One of the themes we’ve been discussing in the Tradition Project is the relationship between tradition and reason. Since the Enlightenment, the West has distinguished the two. Tradition is the language of faith, mystery, and reaction; reason, of science, empiricism, and progress. If you think about it for a moment, though, you see tradition and reason are deeply related. Tradition relies on reason and real-world facts, and science is impossible except within a tradition of thought. That so many of us today assume that tradition is simply a matter of darkness and unreason reflects how successful Enlightenment thinkers were at demonizing it.
The relation of faith and science is explored in an interesting-looking new book from Yale University Press, On Faith and Science, by historian and law professor Edward Larson (Pepperdine) and historian of science Michael Ruse (Florida State). Here is the description from the Yale website:
A captivating historical survey of the key debates, questions, and controversies at the intersection of science and religion

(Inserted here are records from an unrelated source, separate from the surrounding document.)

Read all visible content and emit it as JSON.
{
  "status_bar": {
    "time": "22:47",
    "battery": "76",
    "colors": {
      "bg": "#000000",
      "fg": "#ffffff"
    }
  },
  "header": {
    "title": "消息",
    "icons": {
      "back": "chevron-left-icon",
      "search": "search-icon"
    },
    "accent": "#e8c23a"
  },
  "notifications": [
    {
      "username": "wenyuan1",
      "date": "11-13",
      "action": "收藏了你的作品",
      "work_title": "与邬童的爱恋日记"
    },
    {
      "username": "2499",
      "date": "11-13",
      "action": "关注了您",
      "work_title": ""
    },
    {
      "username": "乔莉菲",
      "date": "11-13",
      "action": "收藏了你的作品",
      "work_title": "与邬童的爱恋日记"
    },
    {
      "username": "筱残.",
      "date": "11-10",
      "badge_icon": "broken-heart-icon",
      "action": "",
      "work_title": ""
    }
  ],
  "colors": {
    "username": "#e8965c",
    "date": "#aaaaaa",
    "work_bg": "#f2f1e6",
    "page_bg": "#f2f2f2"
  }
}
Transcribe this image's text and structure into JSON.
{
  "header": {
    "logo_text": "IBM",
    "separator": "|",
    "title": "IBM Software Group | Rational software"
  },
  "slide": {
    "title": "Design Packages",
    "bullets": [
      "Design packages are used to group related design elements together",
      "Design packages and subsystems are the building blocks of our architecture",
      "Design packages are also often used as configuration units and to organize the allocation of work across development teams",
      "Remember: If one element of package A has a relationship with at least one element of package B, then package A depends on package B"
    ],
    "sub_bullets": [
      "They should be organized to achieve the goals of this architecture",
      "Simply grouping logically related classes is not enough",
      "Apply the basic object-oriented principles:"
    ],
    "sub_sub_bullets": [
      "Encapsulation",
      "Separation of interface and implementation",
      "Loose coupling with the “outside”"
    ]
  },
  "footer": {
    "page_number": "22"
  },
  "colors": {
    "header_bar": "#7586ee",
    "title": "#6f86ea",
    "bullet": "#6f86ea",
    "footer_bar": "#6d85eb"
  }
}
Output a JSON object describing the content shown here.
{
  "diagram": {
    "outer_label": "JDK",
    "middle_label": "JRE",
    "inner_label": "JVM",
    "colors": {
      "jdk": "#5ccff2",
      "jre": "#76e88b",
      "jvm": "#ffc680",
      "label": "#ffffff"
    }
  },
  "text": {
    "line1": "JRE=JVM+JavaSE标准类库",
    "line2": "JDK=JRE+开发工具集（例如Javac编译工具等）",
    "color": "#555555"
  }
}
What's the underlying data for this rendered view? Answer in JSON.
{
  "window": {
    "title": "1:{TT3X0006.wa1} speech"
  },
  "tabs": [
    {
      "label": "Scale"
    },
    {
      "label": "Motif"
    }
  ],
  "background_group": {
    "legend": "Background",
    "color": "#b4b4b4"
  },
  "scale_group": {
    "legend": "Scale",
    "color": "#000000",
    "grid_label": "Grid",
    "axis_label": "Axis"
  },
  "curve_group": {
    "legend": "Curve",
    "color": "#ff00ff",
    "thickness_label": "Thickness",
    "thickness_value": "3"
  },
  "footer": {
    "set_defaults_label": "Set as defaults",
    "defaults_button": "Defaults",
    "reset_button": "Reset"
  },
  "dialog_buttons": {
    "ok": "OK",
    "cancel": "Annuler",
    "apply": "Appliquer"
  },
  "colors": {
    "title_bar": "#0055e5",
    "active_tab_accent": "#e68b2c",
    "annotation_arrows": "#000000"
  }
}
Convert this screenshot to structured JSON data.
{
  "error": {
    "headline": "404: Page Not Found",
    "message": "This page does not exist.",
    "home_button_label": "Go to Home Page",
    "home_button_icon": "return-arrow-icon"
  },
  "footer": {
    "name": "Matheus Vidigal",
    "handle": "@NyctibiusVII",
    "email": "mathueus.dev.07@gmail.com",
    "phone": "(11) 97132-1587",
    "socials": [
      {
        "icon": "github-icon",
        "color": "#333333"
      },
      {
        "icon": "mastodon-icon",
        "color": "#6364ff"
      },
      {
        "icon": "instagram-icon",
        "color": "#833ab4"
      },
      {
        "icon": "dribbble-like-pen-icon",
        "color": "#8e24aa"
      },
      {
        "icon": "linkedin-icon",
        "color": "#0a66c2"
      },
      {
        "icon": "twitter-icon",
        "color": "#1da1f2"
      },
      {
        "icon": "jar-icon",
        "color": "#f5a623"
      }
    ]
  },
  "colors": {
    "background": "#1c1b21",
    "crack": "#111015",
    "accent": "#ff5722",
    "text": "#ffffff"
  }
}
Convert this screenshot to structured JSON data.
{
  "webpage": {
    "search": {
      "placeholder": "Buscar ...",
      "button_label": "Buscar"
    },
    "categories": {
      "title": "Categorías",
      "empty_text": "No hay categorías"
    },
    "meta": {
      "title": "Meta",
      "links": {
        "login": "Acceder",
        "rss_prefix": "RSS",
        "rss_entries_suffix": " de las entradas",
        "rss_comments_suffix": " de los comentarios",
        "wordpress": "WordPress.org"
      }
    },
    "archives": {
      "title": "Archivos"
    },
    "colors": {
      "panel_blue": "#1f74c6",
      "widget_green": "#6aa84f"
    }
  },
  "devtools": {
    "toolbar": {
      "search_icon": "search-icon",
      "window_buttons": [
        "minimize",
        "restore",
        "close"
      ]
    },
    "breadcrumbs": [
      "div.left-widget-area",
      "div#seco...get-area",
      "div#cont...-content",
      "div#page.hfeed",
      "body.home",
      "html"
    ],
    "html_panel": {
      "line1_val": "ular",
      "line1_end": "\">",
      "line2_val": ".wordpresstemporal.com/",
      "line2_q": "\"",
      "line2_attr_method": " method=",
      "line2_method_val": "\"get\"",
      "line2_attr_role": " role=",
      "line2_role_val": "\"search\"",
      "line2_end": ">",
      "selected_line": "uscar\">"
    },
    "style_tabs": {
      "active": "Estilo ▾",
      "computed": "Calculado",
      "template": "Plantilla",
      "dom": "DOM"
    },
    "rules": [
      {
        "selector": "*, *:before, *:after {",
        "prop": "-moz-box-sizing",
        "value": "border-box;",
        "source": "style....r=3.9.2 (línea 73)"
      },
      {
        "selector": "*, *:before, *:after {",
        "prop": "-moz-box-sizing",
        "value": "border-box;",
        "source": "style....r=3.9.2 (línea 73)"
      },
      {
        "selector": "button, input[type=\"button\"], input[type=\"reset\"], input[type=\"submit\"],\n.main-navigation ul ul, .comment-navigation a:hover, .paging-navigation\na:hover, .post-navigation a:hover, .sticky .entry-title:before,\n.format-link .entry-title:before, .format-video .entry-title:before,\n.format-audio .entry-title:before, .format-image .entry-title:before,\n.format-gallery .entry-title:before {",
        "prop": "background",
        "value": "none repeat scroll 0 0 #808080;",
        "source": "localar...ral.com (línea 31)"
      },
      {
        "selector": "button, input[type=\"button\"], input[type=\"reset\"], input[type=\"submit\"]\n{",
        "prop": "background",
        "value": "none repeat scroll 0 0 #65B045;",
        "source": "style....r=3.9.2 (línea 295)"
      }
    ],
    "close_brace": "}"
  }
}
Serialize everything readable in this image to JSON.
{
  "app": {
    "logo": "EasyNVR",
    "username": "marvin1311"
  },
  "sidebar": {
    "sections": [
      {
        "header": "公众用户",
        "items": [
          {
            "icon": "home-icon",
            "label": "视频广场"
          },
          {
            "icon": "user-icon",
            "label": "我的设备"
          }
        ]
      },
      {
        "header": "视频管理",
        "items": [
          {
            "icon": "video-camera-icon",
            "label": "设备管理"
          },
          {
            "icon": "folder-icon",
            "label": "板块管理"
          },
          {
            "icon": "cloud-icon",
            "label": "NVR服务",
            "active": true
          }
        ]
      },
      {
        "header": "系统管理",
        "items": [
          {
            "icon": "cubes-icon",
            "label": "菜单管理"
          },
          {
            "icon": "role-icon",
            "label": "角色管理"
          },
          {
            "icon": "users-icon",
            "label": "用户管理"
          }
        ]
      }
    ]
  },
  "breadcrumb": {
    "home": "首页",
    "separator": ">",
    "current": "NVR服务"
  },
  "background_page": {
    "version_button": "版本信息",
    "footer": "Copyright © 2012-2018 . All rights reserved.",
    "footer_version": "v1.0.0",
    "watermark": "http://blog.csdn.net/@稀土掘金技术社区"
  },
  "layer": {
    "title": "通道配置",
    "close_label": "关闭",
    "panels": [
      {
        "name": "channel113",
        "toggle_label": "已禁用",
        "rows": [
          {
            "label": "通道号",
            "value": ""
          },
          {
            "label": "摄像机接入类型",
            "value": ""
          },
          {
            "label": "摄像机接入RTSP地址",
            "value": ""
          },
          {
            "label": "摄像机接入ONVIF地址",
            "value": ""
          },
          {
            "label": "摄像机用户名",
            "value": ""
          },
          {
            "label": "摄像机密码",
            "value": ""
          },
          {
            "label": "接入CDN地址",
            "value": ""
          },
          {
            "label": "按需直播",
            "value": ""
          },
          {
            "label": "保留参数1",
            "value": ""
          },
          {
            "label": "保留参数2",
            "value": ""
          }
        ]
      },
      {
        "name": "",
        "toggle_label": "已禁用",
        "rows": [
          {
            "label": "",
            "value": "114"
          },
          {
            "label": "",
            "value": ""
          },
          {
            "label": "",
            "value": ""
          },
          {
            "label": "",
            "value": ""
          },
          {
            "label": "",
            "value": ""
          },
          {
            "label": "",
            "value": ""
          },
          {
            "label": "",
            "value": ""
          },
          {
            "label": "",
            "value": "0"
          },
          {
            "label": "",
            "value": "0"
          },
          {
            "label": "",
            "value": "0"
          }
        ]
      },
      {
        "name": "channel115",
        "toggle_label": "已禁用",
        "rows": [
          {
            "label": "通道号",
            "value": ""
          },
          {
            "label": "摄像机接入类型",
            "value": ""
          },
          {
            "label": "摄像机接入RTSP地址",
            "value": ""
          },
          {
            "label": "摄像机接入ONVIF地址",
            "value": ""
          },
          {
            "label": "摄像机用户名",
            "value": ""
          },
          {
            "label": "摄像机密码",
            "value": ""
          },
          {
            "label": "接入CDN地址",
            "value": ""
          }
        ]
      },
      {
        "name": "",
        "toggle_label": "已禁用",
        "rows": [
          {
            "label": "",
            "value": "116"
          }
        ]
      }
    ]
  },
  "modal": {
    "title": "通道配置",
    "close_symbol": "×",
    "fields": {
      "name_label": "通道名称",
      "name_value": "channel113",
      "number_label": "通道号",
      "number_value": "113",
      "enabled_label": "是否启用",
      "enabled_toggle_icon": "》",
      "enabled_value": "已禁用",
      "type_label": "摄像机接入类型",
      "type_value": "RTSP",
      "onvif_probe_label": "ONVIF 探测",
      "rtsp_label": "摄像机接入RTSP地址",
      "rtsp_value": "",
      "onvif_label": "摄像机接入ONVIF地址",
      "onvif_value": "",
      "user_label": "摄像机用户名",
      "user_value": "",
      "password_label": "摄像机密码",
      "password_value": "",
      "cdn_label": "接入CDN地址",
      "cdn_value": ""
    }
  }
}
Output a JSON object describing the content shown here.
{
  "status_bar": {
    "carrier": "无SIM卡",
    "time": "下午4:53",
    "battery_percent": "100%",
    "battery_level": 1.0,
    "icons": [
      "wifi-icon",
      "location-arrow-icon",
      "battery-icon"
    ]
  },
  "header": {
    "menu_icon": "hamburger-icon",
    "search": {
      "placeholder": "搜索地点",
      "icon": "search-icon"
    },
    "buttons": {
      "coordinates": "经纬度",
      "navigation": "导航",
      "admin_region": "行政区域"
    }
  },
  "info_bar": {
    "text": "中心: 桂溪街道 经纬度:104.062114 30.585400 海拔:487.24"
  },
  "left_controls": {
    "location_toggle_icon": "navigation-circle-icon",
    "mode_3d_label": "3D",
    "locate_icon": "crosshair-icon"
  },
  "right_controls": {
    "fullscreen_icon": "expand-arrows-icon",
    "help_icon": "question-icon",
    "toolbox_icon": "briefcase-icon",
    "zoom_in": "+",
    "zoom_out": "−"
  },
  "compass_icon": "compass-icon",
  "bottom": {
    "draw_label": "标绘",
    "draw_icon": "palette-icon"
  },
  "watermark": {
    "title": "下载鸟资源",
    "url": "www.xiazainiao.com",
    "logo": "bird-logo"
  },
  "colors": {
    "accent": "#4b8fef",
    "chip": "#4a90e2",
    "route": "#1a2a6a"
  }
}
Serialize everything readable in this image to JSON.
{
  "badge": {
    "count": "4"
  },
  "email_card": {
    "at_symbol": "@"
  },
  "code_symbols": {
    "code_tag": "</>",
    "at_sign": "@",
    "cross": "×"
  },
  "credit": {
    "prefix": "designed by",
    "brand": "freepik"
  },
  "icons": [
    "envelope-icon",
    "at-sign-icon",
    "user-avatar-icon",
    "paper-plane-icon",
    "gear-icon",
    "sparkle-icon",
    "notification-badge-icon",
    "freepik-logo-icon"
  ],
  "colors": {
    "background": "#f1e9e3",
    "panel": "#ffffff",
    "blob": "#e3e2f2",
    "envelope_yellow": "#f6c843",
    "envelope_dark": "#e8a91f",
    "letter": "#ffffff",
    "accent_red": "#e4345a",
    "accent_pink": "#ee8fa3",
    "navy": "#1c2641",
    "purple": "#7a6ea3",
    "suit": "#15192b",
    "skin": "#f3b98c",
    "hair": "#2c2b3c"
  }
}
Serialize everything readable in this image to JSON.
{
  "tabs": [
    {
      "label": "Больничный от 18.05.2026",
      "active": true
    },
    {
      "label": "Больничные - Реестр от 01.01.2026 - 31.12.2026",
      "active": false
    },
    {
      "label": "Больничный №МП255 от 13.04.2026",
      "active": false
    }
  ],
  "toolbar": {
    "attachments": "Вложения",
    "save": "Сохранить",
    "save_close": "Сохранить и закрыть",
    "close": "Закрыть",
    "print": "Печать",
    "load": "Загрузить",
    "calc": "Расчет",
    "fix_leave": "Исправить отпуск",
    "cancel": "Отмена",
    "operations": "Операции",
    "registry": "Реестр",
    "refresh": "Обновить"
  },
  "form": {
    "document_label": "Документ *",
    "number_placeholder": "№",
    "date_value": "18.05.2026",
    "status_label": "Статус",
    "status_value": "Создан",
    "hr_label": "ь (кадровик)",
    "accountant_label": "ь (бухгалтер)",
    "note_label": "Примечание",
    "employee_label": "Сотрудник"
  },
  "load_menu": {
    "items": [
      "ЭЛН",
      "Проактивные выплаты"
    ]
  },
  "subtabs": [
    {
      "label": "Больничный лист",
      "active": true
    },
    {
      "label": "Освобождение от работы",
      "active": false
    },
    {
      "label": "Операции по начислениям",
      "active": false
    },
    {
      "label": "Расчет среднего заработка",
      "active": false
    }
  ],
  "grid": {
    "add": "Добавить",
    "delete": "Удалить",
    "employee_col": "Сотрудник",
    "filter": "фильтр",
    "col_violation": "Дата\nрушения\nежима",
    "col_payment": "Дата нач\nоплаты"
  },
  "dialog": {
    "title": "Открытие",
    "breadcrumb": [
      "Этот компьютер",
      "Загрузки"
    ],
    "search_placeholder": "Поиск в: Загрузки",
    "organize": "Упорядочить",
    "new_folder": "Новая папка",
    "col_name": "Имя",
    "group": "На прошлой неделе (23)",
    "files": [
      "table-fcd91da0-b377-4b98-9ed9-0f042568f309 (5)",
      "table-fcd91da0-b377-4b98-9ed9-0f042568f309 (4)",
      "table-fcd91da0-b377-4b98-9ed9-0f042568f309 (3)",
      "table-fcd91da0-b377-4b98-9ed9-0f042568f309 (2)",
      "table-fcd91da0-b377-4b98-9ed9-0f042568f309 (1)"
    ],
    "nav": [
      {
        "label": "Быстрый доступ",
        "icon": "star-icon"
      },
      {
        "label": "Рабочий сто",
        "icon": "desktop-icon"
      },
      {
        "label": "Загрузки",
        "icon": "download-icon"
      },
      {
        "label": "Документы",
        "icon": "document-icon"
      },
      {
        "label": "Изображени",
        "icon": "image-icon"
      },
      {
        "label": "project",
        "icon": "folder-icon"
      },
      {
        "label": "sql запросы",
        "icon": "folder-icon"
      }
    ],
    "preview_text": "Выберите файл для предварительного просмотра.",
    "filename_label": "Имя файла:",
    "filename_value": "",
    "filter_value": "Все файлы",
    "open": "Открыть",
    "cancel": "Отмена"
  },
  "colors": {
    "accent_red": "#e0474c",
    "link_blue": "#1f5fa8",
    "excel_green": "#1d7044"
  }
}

Throughout history, scientific discovery has clashed with religious dogma, creating conflict, controversy, and sometimes violent dispute. In this enlightening and accessible volume, distinguished historian and Pulitzer Prize–winning author Edward Larson and Michael Ruse, philosopher of science and Gifford Lecturer, offer their distinctive viewpoints on the sometimes contentious relationship between science and religion. The authors explore how scientists, philosophers, and theologians through time and today approach vitally important topics, including cosmology, geology, evolution, genetics, neurobiology, gender, and the environment. Broaching their subjects from both historical and philosophical perspectives, Larson and Ruse avoid rancor and polemic as they address many of the core issues currently under debate by the adherents of science and the advocates of faith, shedding light on the richly diverse field of ideas at the crossroads where science meets spiritual belief.